The following letter is in response to a question in Ask Donna (April 1996, page 57) submitted by Scott Conti, University of Massachusetts (Amherst, MA), regarding rewiring "organic networks."
Pyramid Design and its parent company Alpine Computer were commissioned by the University of Massachusetts Office of Information Technologies to verify that two 10Base-T network segments could operate without errors over the existing horizontal station wiring in the Academic/Administration and the Residence Halls.
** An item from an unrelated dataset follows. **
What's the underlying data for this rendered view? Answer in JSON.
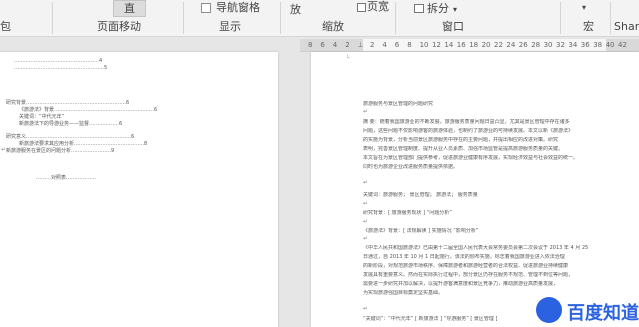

These additional tests were required by the University`s network staff to confirm our recommendation to continue reusing existing wiring for the campus-wide 10Base-T network project. (Financial constraints prevent rewiring the entire campus horizontal cabling to implement 10Base-T in the near future.)
We used three network general protocol analyzer/traffic generators, a local area network (LAN) analyzer and cable tester to perform these tests, which were witnessed by several representatives from the UMass network study committee. The tests were considered a success, because the only error recorded was one bad frame checksum (FCS). This occurred when we changed ports to transmit in the opposite direction; therefore, the error did not apply to the performance evaluation. We recorded the following error/collision parameters: jabbers, bad FCS, short frames, late collisions, remote collisions, local collisions and ghosts.
Because of the concern about the prior testing of cables for Category 3 versus 10Base-T parameters on the LAN cable tester, we also performed 10Base-T autotests on each cable segment. They passed all test criteria.
We have successfully designed and installed dual 10Base-T ports over shared-sheath wiring schemes for several large networks, and UMass also has active prototype installations working at Tobin, Whitmore, Goodell and Munson Halls. Based on the IEEE 802.3 standard and the positive test results, we stand by our recommendation and believe that there are no technical reasons to prevent using existing 6-pair and 8-pair horizontal unshielded-twisted-pair (UTP) cables at the UMass Amherst campus for implementation of 10Base-T (10-Mbit/sec) network connectivity.
Tom McNamara, RCDD
Pyramid Design Inc.
Donna Ballast, communications analyst at the University of Texas at Austin and author of Ask Donna, replies:
You have proven that the pair combinations you chose in the existing cabling can support two 10Base-T channels in the same sheath. However, given Conti`s description of splitting and terminating the 8-pair sheath on four outlet/connectors, and your test data "proving" that the cabling can support two 10Base-T channels in the same sheath, there are still three other outlet/connectors.
The TIA/EIA-568A standard, the National Electrical Manufacturers Association (NEMA) premises wiring standard and the Underwriters` Laboratories performance-verification program all require that Category 3, 4 and 5 UTP cable with more than four pairs be tested using the power-sum method. (Power sum is a method of testing crosstalk as if all pairs were active.) The total coupling onto one pair from all other pairs could be excessive and cause loss of data integrity. The tester you are using tests pair-to-pair at any given time for the four pairs you have connected.